Graph-based Mining of In-the-Wild, Fine-grained, Semantic Code Change Patterns
Existing approaches for detecting repetitive code changes relying on syntactic similarity cannot effectively detect semantic change patterns. In this work, we introduce a novel graph-based mining approach, CPatMiner, which is capable of detecting semantic code change patterns from a large number of open-source repositories by capturing dependencies between fine-grained change elements.
We evaluated CPatMiner by mining change patterns in a diverse corpus of 5,000+ open-source projects from GitHub with 170,000+ developers. We use three complementary methods. First, we sent the mined patterns to the authors and received 108 responses. 70% of respondents recognized those patterns as their meaningful frequent changes. 79% of respondents even named the patterns, and 44% wanted IDEs to automate such repetitive changes. The mined patterns belong to various activities: adaptive (9%), perfective (20%), corrective (35%) and preventive (36%). Second, we compared CPatMiner with the state-of-the-art, AST-based technique, and reported that CPatMiner detects 2.1x more meaningful patterns. Third, we used CPatMiner to search for patterns in a corpus of 88 GitHub projects with longer histories consisting of 164M SLOCs. It constructed 322K fine-grained change graphs containing 3M nodes, and detected 17K change patterns which provide unique insights on the practice of change patterns among individuals and teams. We found that a large percentage (75%) of the patterns from individual developers are commonly shared with others, and this holds true for teams. Moreover, we found that the patterns spread widely over time. Thus, we call for a community-based change pattern database to provide important resources in novel applications.
Fri 31 May
|11:00 - 11:20|
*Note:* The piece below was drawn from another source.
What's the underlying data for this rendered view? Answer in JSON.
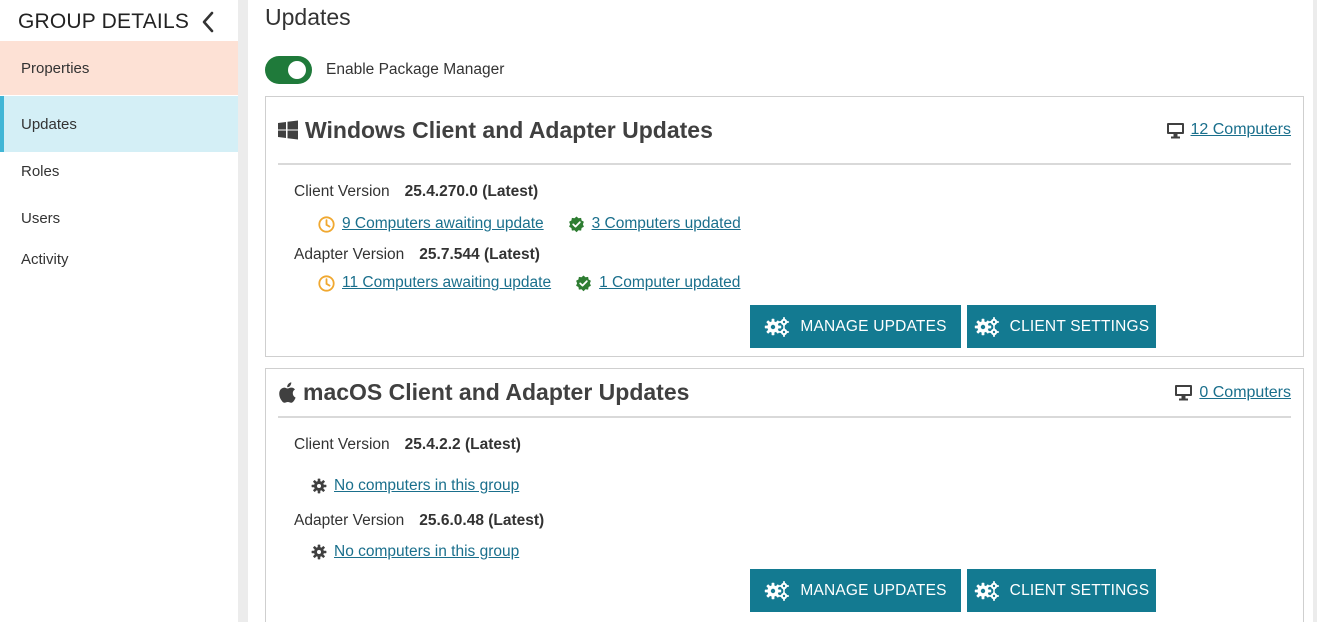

The List is the Process: Reliable Pre-Integration Tracking of Commits on Mailing ListsTechnical Track
|11:20 - 11:40|
|11:40 - 12:00|
|12:00 - 12:20|
|12:20 - 12:30|